Washington was a proven master of campaign illusion and surprise at Trenton and Princeton. He then in July of 1781, made New York City a theater of war, sans le guerre. So adept were his preparations, so profound the secrecy, that the French troops who thought it highly probable they were going to Virginia, and the Continental troops who thought they were about to attack NYC, were baffled. It was as though they were part of a theatrical illusion.

“Those who hoped we were going to Virginia begin to fear they have been deceived; the roads below here have been repaired towards New York; orders have also been given to repair those on the other side towards Staten Island, and even to build ovens there . . . What to believe! This resembles the scenes at a theatre; the interest and uncertainty of the spectators constantly increase.” (Abbe Claude Robin, Nouveau Voyage dans L’Amerique Septentrionale, en L’Annee 1781)

William Heath wrote, “The first movement was entirely consistent with an attack upon New York, and did not enlighten Clinton as to Washington’s plans.” “On August 19 the entire French army, about five thousand men, and two thousand American troops marched to King’s Ferry and prepared to cross the Hudson.” “The remainder of the American forces, some three thousand men, were left under General Heath. His duty was important and difficult; he was, so long as possible, to keep up the illusion that a strong force was before New York.”

Dr Thacher wrote, “Our situation reminds me of some theatrical exhibition, where the interest and expectations of the spectators are continually increasing, and where curiosity is wrought to the highest, point. Our destination has been for some time matter of perplexing doubt and uncertainty; bets have run high on one side that we were to occupy the ground marked out on the Jersey shore, to aid in the siege of New York, and on the other, that we are stealing a march on the enemy, and are actually destined to Virginia, in pursuit of the army under Lord Cornwallis.”

“All the ferry-boats that could be impressed in the cause were kept busy. The weather was fine and the sight was an imposing one. A large number of boats were constantly crossing, bearing French soldiers arrayed in full military attire.” (Dubourg’s Journal, Aug. 19-22)

Washington monitored the crossing of the Hudson River from Verplanck’s Point. The plans were working perfectly, and Washington, like a great director, savored each scene. One of the officers seeing Washington at the point, wrote he was, “manifestly elated at the spectacle; he seemed to see a better destiny arising as he watched the French army embarking on this expedition,” (Blanchard’s Journal; Johnston, The Yorktown Campaign).
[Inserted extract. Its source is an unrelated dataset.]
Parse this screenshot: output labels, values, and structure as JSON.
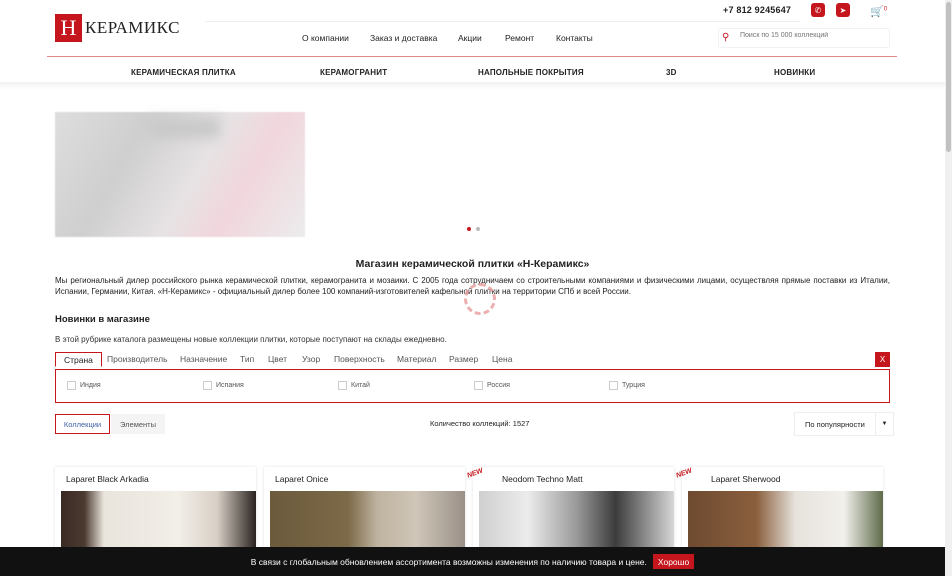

It made simple good military sense to appear to be marching against NYC so the French army could safely move past NYC. We saw from the first business item of the Wethersfield Conference that the ships under Barras could not safely transport the French army and the artillery to the Chesapeake. They had to march. At first, Dr Thacher, Surgeon in the Massachusetts regiment, did not understand why the French and Americans were not themselves attacked by the royal army.

“To our officers, the inactivity of the royal army in New York is truly unaccountable: they might, without risking a great deal, harass our army on its march, and subject us to irreparable injury;”

But then after the army safely passed NYC, Dr. Thacher understood Washington’s strategy. “The great secret respecting our late preparations and movements can now be explained. It was a judiciously concerted stratagem, calculated to menace and alarm Sir Henry Clinton for the safety of the garrison of New York, and induce him to recall a part of his troops from Virginia, for his own defense; The deception has proved completely successful; (3000 fresh Hessian troops from Europe were diverted to NYC). His Excellency General Washington, having succeeded in a masterly piece of generalship, has now the satisfaction of leaving his adversary to ruminate on his own mortifying situation, and to anticipate the perilous fate which awaits his friend, Lord Cornwallis, in a different quarter.”

And so we clearly see that New York City always had to be the first objective, whether it was a true military objective or just a deception to get past General Clinton’s army. In either case, the Wethersfield Plan’s first movement to mass the armies above NYC made complete sense. Like chess masters, Washington and Rochambeau were following a strategy born at the Wethersfield Conference and leading to a checkmate in Virginia. Like poet warriors and artists they obscured the situation just enough to let the imaginations of friend and foe race ahead before their armies, to fill the countryside with suspense, and to fill the enemy with misdirection.